Emma L Jones, 'Representations of illegal abortionists in England, 1900-1967', 196-215. Extremely useful and thoroughly researched piece, including the important point that it's very difficult to track down the medical market in abortions except via fiction and memoir - the doctors who did get prosecuted tending to be marginalised figures for one or another reason who did not get any benefits from professional collegiality and back-covering. Notes that literary representations of back street abortions tends to focus on the more sensational and violent aspects. Evidence that women abortionists were concerned about hygiene - handwashing, use of disinfectant along with the soap, etc.
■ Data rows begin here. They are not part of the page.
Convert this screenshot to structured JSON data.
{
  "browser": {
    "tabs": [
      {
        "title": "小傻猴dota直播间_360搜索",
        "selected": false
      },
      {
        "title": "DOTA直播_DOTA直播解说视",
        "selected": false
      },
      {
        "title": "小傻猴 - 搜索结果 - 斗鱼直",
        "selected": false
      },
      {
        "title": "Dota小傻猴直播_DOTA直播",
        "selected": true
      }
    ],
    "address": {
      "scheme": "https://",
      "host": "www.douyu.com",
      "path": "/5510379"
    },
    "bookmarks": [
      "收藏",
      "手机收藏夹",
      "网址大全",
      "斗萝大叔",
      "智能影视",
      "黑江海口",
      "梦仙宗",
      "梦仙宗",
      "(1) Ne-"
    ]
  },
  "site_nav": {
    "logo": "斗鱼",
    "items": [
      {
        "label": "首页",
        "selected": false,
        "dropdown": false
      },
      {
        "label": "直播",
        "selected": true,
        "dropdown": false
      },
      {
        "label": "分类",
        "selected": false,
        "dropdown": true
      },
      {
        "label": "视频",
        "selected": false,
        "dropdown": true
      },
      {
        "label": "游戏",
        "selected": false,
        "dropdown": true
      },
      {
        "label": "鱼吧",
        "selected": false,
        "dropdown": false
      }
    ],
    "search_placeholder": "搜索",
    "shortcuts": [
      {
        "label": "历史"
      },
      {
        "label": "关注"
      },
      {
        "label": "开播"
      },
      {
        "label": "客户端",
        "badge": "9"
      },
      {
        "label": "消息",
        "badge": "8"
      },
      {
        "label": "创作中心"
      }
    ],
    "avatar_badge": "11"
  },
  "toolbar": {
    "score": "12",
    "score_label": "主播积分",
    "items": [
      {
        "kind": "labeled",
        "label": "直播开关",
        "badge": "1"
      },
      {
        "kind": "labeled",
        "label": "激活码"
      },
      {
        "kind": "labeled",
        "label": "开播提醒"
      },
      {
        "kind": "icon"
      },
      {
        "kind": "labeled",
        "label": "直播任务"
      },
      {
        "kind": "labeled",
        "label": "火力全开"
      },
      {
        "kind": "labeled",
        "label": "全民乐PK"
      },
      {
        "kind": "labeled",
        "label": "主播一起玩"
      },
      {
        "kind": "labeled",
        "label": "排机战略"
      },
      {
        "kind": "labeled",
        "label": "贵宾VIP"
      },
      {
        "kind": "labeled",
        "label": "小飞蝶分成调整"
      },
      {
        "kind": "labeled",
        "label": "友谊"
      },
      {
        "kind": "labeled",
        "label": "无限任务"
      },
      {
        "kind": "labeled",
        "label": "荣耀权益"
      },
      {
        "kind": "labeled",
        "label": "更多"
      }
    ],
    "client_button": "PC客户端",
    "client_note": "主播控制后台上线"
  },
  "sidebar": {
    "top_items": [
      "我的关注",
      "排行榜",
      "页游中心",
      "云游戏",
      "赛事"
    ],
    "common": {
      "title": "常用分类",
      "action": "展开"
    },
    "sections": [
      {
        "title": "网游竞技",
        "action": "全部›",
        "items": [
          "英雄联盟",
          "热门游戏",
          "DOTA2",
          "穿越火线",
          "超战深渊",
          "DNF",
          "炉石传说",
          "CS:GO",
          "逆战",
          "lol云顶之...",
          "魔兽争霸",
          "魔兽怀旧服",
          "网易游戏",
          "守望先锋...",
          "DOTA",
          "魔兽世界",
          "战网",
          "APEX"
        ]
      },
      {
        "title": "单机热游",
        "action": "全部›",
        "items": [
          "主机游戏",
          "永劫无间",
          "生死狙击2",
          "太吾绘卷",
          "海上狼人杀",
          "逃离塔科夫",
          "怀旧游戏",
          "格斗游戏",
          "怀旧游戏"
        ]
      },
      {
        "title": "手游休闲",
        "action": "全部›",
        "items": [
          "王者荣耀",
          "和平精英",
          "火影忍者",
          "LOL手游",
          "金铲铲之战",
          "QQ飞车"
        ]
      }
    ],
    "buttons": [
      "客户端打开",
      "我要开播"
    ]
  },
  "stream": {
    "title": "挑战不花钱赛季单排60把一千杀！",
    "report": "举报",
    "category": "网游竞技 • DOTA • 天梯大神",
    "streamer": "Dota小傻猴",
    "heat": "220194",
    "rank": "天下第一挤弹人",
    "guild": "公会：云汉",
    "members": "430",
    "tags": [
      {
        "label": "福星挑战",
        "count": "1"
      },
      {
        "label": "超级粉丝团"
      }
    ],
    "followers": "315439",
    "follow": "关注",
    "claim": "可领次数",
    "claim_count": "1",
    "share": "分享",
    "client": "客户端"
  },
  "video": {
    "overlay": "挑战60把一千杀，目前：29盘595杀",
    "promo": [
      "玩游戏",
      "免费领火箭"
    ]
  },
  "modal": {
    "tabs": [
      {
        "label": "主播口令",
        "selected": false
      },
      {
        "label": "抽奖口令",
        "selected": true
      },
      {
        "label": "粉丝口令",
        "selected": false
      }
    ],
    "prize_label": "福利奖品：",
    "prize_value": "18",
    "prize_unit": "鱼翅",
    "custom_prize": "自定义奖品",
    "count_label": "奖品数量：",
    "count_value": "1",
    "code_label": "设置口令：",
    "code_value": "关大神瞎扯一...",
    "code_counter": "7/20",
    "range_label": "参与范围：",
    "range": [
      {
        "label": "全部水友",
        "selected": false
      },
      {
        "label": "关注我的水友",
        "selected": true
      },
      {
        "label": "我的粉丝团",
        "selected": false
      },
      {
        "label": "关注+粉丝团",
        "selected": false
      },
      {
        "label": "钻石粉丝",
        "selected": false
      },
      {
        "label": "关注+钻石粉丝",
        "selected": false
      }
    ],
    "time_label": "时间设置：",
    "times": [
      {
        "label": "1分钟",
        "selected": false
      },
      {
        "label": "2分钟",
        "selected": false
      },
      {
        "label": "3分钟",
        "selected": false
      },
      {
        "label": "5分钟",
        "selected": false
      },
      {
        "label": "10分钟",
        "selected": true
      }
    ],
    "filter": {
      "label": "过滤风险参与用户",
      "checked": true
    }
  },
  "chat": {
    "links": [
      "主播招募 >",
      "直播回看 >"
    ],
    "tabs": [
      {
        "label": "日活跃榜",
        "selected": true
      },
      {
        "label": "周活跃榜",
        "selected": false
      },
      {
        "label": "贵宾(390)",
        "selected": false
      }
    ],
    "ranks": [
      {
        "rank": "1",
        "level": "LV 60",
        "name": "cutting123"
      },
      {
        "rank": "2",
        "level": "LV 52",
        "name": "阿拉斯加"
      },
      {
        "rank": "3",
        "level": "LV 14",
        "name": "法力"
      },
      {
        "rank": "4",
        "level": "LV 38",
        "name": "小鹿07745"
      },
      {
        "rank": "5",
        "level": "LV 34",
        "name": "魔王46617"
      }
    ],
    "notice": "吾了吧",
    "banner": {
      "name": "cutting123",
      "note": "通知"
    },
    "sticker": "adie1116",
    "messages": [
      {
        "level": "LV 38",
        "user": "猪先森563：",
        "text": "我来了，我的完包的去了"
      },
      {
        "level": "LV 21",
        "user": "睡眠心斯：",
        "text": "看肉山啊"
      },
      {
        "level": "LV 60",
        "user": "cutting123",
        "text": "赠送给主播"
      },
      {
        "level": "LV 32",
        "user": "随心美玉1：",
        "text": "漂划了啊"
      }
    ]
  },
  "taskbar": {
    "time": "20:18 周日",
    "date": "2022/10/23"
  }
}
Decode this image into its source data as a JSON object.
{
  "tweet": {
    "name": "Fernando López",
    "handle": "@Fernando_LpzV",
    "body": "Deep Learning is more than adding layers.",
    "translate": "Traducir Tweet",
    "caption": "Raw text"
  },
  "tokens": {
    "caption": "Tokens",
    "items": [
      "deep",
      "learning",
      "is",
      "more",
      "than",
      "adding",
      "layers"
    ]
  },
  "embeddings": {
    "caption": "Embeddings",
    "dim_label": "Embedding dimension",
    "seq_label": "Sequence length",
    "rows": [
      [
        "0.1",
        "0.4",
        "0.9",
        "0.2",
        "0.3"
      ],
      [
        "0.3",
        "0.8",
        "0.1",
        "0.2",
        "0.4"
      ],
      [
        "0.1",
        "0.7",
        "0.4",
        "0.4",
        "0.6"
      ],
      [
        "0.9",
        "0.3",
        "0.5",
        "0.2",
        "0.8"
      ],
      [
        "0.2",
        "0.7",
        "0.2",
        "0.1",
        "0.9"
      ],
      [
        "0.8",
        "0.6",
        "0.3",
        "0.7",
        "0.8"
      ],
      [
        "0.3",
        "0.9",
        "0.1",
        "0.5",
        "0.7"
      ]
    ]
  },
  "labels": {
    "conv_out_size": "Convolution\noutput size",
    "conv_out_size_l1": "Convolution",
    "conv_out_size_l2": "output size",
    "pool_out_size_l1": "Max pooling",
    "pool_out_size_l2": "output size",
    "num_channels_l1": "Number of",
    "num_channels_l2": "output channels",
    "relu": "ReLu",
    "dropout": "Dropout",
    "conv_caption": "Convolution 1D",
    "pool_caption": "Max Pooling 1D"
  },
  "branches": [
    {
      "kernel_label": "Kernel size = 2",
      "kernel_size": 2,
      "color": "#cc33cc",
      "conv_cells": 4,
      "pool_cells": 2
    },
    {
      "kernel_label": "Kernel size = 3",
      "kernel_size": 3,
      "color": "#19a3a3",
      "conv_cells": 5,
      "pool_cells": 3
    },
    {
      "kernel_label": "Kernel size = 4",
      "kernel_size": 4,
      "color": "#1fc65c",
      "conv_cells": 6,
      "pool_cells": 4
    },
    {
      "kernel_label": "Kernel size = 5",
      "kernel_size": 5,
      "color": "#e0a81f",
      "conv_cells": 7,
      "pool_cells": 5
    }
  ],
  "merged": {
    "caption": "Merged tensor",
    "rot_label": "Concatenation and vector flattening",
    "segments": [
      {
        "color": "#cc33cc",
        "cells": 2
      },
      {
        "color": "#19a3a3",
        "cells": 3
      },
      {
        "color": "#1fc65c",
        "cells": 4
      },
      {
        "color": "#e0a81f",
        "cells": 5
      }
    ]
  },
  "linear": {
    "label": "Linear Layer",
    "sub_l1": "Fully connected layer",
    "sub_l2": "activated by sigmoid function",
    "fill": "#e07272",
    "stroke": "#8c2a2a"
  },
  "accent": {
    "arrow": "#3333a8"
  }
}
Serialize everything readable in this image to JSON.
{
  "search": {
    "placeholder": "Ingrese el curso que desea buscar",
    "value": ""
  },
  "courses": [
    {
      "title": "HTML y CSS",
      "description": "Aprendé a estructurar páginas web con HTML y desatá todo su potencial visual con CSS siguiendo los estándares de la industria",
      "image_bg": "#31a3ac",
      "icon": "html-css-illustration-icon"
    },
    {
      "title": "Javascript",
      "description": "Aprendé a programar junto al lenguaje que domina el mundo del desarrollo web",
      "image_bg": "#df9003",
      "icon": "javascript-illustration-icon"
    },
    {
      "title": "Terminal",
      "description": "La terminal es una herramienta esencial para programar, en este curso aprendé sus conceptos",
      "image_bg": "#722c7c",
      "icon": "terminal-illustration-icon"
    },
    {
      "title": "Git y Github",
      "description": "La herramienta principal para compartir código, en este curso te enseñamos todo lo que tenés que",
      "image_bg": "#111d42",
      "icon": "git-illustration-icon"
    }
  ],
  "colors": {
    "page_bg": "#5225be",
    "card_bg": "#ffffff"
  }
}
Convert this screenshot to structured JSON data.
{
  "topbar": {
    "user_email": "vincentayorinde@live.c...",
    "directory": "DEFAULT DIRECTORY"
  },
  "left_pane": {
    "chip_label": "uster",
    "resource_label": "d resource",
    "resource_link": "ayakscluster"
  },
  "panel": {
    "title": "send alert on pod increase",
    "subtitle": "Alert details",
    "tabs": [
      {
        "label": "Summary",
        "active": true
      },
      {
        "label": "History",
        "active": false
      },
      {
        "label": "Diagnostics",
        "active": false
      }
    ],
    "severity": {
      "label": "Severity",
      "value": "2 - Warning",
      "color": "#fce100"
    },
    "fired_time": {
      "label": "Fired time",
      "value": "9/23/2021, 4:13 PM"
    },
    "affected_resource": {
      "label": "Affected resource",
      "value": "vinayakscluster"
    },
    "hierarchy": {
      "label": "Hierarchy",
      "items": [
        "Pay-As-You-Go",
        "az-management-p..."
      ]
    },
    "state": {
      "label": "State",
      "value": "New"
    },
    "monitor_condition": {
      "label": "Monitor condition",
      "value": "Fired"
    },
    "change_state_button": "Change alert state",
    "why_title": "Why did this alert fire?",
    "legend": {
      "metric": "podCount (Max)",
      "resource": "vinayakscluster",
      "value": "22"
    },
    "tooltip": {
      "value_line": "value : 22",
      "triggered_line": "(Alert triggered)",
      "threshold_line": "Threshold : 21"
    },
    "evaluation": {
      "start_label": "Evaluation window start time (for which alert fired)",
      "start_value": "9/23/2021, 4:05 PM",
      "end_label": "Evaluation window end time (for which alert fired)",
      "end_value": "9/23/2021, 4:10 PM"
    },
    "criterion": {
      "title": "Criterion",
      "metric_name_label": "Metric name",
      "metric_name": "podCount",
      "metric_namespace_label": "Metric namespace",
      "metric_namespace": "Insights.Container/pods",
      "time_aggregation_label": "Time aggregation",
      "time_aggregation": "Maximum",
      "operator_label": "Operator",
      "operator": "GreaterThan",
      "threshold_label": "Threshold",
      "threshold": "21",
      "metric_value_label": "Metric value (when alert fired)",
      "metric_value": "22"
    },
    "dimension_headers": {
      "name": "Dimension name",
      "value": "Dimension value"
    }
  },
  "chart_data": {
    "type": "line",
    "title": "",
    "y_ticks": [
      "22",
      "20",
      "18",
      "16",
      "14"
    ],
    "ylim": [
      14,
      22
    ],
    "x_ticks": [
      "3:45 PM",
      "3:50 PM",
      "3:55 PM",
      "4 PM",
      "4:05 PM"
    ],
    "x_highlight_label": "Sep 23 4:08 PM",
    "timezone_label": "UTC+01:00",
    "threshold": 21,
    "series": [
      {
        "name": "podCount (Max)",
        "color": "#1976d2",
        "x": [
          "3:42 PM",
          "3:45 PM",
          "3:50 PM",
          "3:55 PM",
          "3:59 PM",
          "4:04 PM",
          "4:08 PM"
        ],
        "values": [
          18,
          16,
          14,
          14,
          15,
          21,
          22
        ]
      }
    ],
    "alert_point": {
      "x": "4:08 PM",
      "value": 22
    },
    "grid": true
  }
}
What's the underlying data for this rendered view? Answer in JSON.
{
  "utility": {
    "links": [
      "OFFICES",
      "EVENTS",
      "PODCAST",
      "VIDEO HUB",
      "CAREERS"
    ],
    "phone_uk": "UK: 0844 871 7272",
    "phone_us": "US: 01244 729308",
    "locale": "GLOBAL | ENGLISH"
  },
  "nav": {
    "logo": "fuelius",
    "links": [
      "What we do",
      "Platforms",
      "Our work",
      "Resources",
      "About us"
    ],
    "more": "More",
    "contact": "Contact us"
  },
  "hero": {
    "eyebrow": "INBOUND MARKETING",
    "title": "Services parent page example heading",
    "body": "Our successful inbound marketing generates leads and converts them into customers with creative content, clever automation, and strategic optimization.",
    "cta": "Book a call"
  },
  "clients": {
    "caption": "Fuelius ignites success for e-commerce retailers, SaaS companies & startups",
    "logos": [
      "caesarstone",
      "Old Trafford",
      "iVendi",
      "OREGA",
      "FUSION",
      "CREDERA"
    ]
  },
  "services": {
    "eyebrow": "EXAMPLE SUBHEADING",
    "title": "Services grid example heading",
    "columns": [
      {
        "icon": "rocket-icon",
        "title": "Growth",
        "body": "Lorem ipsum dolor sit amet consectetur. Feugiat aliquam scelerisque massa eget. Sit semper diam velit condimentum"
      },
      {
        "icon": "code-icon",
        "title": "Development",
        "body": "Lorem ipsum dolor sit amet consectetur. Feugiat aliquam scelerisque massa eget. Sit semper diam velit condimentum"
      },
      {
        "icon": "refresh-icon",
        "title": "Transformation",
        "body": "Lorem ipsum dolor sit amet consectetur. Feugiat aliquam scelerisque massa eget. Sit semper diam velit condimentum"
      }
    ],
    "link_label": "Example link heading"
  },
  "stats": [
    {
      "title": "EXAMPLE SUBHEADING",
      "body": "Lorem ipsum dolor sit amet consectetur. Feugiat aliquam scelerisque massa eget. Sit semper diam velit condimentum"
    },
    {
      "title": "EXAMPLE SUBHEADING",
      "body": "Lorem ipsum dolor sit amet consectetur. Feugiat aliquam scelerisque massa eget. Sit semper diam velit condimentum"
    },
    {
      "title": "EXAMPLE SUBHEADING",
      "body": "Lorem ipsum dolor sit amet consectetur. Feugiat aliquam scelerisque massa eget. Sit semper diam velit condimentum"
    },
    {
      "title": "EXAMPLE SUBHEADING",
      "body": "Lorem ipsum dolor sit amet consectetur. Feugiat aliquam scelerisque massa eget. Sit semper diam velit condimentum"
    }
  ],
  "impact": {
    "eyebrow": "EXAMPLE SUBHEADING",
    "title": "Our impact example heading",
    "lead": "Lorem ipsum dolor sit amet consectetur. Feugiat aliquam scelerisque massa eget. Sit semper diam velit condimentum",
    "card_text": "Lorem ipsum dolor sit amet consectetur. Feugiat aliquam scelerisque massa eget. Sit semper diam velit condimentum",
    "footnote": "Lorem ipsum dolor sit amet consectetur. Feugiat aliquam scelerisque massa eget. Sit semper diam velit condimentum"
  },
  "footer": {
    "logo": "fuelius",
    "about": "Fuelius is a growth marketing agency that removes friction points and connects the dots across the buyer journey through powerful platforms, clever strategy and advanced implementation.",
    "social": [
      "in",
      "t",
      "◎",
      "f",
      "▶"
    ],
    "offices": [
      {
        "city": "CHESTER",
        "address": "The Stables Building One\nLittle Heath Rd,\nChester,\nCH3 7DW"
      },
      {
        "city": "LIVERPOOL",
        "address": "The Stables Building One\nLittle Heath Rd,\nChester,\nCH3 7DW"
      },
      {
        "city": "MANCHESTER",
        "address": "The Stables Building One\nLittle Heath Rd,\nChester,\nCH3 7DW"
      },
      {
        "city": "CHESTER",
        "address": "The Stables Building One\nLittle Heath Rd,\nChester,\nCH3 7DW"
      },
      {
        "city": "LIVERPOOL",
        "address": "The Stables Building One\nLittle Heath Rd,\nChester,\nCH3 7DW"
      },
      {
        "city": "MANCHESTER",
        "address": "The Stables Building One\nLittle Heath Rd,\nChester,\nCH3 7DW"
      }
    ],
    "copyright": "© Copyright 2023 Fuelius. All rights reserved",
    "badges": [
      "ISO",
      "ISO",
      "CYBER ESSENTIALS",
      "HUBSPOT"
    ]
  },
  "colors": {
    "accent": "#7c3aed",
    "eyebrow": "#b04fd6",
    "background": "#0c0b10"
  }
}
Going well with this, Tania Macintosh, 'An Abortionist City. Maternal Mortality, Abortion and Birth Control in Sheffield, 1920-1940' Medical History 44 (2000), , p. 75-97: local evidence, including use of the problematic but still useful Joint Council on Midwifery survey reports, the problems of definition of illegal/spontaneous, the way it was embedded in a fairly patriarchal industrial culture, the relative failure of local birth control clinics have an impact for that reason (though intriguing reference to dienoestrol being used at one, which I think like stilboestrol was being deployed as an abortifacient?).
K. Craig Gibson, 'Sex and Soldiering in France and Flanders. The British Expeditionary Force Along the Western Front, 1914-1919' The International History Review 23 (2001), p. 535-580. Mostly about relationships between men and local women, suggesting that even close to the front line there were women around (is countering idea that only those well behind the trenches had much access to women & sex), that contact were quite varied in nature, and that mostly if relationships did occur they were transient.
Philip Howell, 'Sex and the City of Bachelors. Sporting Guidebooks and Urban Knowledge in Nineteenth-Century Britain and America' Ecumene 8 (2001), p. 20-51: extremely interesting piece on guidebooks aiming to provide a key to the metropolis and its delights alongside cautions about its dangers. Suggests that these were aspirational for relatively lower-class men, who were not the kind of men of the world who would have this kind of knowledge already. City as site of access to women: desires and anxieties. Misogyny.
Stephen Brooke, 'A New World for Women? Abortion Law Reform in Britain During the 1930s' American Historical Review 106 (2001), , p. 431-459. Makes important point about the complexity of the case ALRA was making for reform - that the maternalism is not just about pro-natalism, it's an empowered/ing maternalist rhetoric.
Rebecca Jones, '"That's Very Rude, I Shouldn't be Telling you That" . Older Women Talking about Sex' Narrative Inquiry 12 (2002), , p. 121-143. Not in fact what I was expecting (older women telling younger women about sex): it's pretty much current awareness and playing off from the idea that 'people think old people are sexless/shouldn't be having sex' and the liberal (one woman called it 'Woman's Hour') notion that of course they should, and found that respondents were engaging with both these notions and having problems of fit.